━━━━━ RECORDED DATA
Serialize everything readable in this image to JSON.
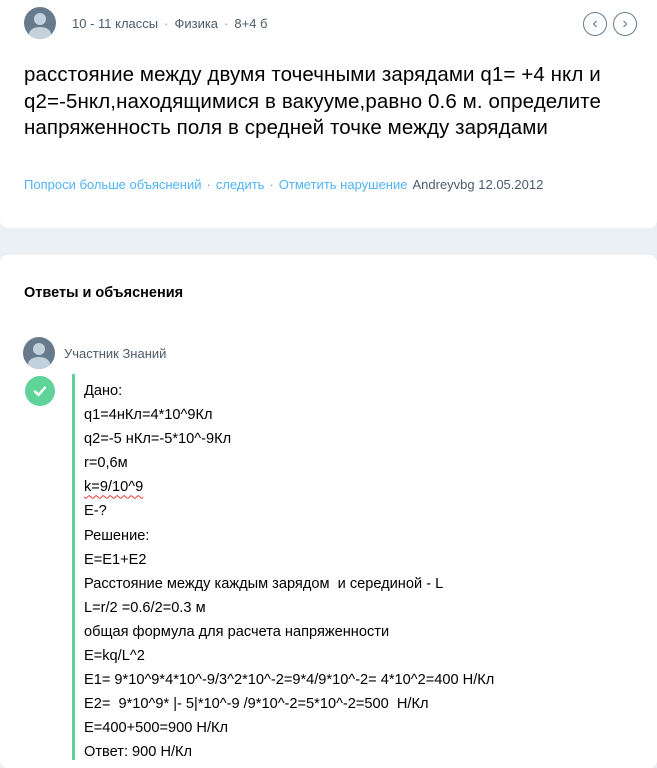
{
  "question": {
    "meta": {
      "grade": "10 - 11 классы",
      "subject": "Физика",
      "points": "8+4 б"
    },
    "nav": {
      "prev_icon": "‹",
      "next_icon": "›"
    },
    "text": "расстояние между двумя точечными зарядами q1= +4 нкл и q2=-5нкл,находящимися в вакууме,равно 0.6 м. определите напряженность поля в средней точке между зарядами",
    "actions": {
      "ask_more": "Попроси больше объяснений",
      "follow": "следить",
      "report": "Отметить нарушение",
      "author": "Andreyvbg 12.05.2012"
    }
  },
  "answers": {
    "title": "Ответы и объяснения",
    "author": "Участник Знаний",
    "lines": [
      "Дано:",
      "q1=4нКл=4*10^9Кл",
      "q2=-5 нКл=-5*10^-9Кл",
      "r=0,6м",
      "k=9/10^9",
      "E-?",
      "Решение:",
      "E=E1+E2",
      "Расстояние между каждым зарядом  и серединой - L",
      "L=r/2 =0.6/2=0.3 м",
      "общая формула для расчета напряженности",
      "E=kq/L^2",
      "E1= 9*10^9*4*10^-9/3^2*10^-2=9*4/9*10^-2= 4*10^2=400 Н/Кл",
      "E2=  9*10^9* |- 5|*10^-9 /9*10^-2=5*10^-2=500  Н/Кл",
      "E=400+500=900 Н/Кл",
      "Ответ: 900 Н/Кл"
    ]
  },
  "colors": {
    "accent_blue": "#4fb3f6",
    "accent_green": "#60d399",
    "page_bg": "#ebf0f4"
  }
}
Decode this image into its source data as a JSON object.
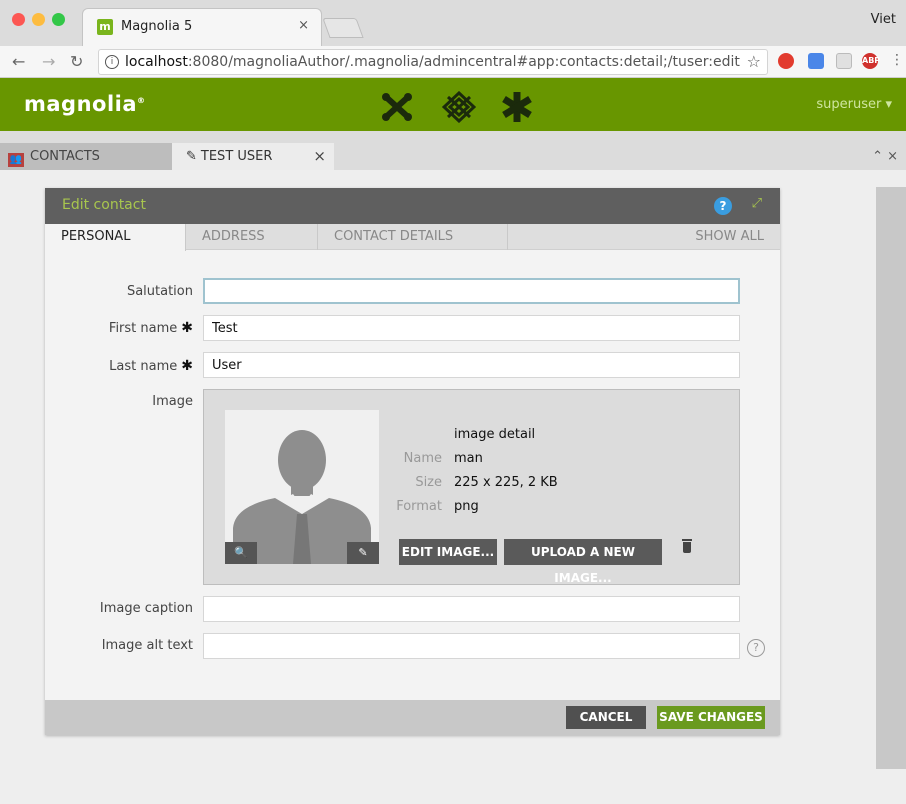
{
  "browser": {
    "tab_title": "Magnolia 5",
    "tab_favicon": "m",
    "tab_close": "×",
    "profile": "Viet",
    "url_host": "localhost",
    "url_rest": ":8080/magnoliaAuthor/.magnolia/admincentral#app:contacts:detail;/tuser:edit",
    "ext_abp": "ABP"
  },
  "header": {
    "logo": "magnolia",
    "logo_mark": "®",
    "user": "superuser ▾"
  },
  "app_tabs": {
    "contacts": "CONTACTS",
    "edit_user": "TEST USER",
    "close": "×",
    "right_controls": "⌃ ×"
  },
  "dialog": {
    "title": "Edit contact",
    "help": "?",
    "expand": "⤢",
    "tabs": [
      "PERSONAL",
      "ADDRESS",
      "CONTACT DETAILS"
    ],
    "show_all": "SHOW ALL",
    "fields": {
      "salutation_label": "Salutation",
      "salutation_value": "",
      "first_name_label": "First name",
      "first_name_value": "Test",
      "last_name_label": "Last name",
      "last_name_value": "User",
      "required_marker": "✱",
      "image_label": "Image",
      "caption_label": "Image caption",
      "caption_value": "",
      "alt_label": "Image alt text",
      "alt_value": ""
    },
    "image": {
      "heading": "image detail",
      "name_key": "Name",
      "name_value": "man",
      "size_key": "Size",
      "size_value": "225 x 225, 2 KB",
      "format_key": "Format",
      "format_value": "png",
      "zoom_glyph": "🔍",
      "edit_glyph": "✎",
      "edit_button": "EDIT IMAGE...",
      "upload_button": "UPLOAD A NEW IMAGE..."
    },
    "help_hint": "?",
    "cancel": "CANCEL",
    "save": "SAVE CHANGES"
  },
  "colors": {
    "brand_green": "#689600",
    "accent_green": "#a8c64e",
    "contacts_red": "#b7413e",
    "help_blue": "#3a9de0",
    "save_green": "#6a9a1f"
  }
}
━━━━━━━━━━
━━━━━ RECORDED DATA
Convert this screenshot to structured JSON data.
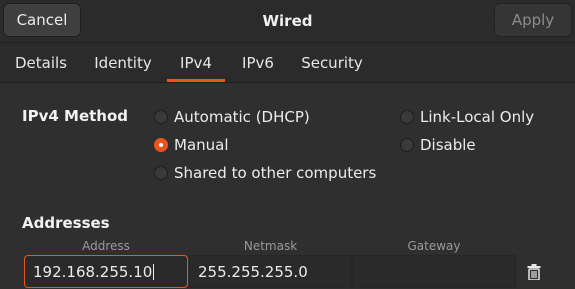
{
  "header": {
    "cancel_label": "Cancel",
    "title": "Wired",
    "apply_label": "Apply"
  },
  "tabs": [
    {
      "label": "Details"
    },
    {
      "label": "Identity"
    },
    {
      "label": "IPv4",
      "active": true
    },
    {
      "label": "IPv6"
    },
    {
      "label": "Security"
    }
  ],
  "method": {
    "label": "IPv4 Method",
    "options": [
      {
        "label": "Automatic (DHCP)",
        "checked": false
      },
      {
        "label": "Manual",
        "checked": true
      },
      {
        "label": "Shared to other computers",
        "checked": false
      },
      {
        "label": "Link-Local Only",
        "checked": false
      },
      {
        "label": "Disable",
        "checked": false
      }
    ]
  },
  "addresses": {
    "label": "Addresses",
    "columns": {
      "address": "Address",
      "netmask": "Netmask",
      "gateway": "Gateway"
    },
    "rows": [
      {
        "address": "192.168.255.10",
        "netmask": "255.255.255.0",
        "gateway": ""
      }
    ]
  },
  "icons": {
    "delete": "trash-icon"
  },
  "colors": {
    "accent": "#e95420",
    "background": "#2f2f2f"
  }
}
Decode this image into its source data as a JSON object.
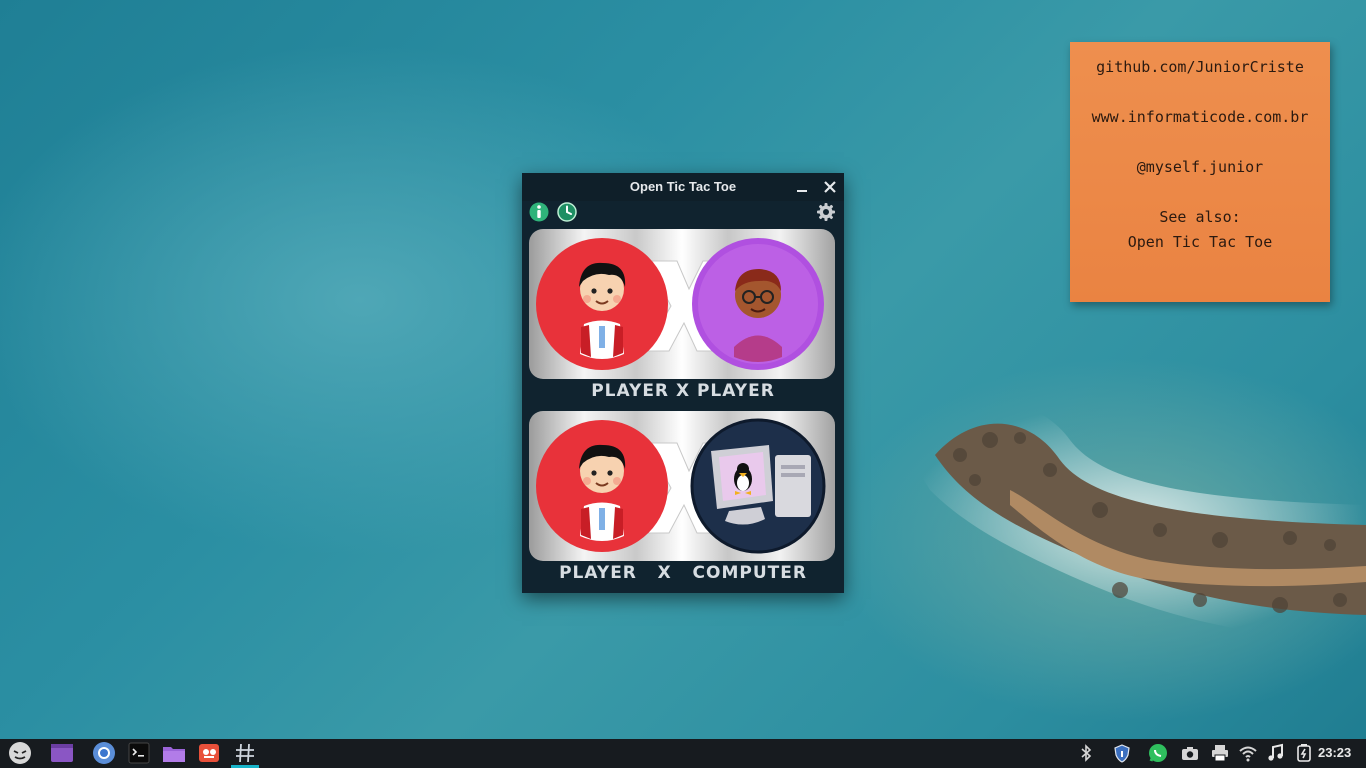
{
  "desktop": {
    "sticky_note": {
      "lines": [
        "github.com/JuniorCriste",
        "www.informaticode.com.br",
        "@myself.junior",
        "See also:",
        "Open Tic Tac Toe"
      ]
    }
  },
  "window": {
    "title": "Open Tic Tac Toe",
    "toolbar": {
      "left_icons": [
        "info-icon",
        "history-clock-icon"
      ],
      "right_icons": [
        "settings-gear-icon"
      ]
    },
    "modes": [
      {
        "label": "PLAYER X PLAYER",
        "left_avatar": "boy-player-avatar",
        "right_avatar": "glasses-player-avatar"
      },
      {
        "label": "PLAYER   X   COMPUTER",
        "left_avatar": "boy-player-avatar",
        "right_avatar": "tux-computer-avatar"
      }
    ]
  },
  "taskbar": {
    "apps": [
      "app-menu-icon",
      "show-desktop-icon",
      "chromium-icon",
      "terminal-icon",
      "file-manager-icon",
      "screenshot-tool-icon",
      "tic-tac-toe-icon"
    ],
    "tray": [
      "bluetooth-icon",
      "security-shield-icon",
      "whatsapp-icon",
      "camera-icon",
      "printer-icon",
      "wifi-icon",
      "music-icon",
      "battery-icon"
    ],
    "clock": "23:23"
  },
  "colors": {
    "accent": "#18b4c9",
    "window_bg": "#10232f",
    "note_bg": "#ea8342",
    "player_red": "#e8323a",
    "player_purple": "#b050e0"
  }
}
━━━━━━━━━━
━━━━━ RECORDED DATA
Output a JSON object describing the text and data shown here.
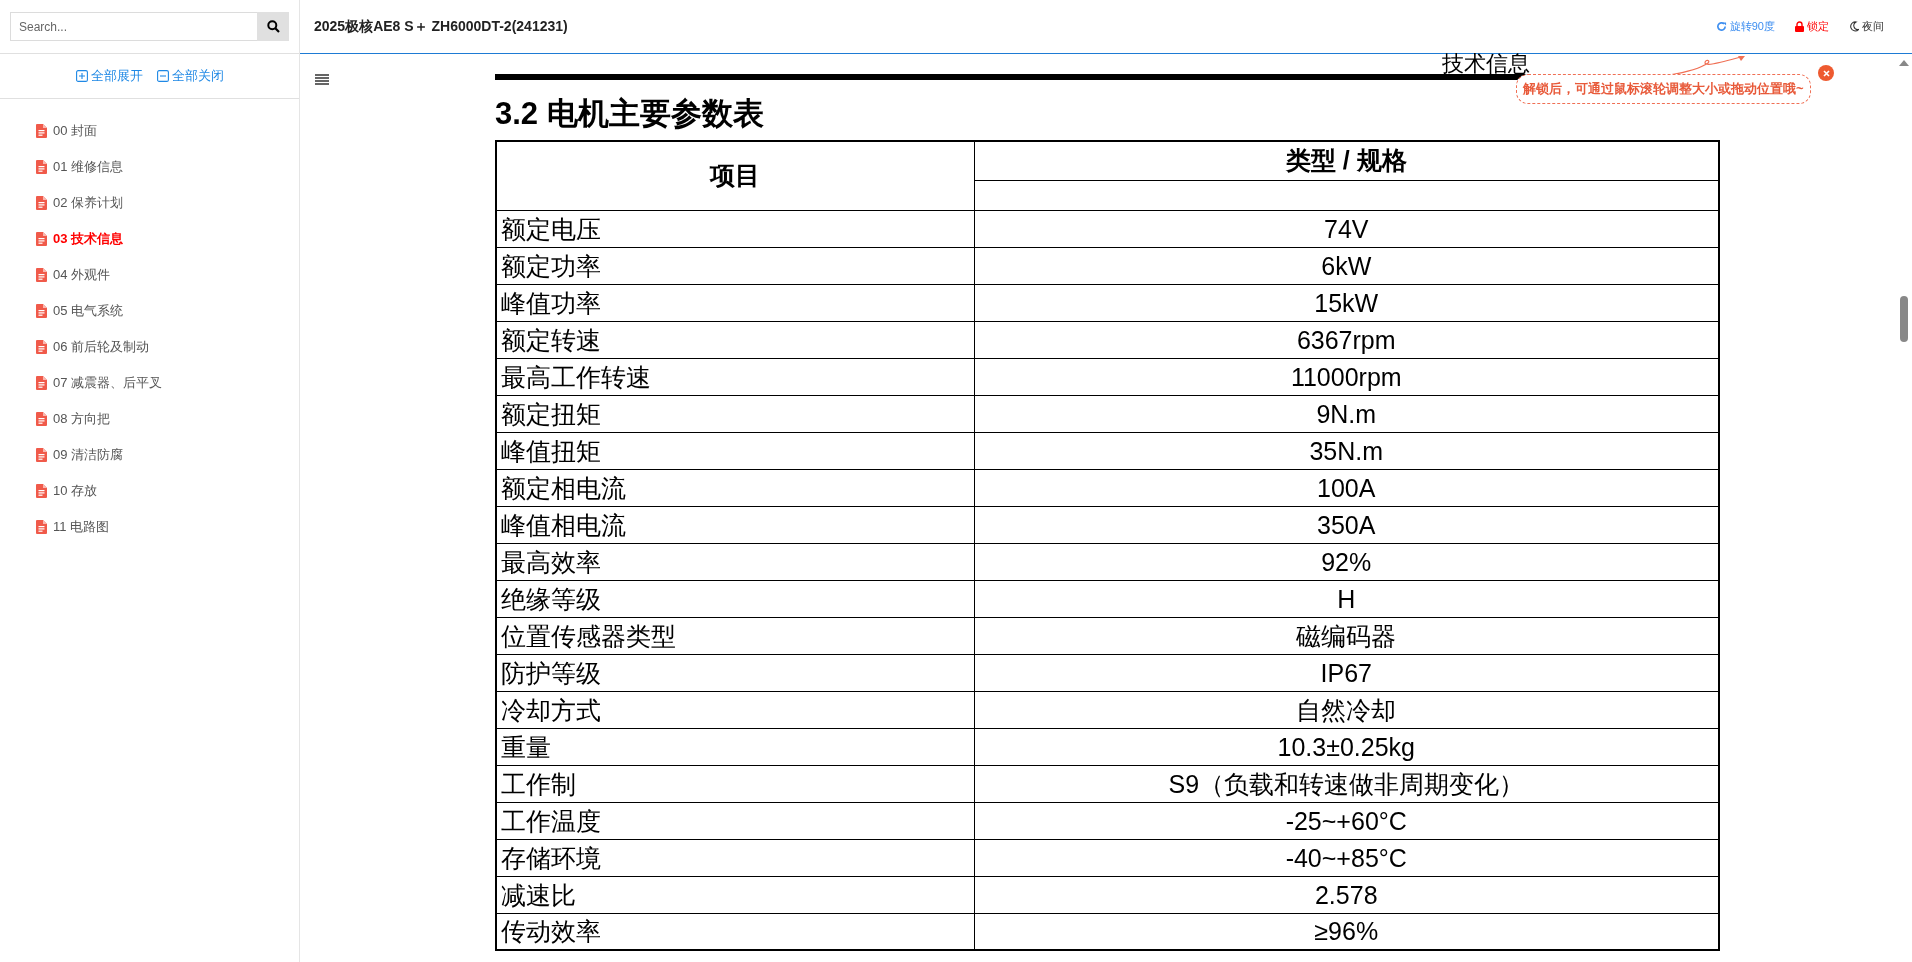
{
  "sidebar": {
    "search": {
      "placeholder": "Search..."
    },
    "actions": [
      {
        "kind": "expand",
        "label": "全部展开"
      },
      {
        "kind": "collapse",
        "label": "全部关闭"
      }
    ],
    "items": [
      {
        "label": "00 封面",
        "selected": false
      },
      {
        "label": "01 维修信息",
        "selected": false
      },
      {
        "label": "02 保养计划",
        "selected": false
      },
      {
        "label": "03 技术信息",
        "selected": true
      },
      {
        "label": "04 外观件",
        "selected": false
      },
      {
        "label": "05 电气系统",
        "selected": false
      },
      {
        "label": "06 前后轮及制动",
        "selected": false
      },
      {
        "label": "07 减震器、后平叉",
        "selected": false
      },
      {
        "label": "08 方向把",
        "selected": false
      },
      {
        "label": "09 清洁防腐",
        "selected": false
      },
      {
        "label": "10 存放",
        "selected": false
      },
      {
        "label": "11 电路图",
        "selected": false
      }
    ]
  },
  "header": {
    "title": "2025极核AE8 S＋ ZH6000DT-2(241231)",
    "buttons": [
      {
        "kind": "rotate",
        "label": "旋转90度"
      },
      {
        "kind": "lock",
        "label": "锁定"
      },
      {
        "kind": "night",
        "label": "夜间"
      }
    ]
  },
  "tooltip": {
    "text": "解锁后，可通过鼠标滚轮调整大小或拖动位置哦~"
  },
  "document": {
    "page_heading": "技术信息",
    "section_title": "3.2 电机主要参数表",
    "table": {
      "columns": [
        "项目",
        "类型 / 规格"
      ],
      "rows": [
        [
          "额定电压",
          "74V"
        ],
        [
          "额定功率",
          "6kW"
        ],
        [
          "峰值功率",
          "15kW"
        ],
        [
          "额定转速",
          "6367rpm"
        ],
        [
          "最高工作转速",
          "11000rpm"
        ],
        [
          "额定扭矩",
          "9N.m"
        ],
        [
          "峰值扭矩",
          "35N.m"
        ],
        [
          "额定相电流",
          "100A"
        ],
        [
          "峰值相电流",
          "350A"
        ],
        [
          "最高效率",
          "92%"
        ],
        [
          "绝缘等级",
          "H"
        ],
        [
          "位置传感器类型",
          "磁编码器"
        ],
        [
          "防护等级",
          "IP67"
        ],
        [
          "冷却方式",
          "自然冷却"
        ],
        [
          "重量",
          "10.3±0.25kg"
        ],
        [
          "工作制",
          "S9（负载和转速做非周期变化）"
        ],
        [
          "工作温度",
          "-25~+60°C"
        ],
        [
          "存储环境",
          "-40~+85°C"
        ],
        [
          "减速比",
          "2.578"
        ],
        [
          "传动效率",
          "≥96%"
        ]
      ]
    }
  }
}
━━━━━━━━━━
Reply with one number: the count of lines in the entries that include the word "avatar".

# SOLVED EXERCISE
4